A bare number is the expected answer: the count of lines in the records that contain the word "preview".

Data records for software interfaces
□ □ □ □
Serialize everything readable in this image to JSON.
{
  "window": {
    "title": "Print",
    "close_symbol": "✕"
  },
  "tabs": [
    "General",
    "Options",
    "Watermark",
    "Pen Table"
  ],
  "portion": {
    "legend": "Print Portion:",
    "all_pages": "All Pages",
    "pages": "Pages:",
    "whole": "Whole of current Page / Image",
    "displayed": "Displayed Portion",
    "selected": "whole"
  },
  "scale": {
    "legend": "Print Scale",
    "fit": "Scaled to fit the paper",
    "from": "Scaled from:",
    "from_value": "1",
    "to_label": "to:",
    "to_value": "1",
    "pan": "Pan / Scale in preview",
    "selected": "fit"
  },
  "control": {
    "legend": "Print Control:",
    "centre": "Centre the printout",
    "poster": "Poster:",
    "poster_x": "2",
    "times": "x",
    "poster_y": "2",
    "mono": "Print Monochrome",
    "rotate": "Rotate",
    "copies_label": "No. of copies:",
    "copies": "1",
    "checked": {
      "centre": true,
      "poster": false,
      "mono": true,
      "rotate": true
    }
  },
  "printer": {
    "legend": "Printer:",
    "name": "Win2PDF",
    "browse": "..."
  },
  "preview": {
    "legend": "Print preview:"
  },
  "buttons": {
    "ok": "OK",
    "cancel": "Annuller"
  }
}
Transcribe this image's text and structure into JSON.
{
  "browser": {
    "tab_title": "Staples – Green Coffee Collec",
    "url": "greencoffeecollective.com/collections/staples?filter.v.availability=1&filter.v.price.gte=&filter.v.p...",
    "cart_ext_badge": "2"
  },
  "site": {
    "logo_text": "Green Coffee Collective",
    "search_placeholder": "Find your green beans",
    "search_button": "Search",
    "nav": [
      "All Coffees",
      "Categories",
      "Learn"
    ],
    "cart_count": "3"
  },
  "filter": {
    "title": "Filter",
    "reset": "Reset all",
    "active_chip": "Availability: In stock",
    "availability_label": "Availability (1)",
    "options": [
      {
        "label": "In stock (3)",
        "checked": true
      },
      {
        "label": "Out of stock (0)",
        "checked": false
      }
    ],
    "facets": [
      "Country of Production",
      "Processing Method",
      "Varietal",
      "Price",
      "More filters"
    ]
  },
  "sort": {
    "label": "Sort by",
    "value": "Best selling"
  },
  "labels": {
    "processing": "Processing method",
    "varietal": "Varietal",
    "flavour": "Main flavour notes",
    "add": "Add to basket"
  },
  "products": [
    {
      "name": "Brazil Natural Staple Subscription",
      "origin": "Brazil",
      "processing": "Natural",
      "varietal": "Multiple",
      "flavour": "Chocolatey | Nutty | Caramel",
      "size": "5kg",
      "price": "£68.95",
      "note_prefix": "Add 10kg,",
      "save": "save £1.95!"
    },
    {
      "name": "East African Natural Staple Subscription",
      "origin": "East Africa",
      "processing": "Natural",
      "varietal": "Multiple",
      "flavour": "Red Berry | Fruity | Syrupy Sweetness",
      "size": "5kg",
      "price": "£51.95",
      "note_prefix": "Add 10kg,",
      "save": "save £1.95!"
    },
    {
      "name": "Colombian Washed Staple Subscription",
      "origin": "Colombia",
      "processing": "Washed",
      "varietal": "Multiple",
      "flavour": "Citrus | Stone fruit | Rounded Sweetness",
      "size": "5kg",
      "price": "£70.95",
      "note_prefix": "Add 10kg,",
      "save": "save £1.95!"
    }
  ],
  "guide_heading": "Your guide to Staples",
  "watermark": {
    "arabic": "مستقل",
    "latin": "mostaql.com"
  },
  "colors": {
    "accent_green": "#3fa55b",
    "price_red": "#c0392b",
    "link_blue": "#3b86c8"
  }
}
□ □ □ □
:: Result for this task ::
3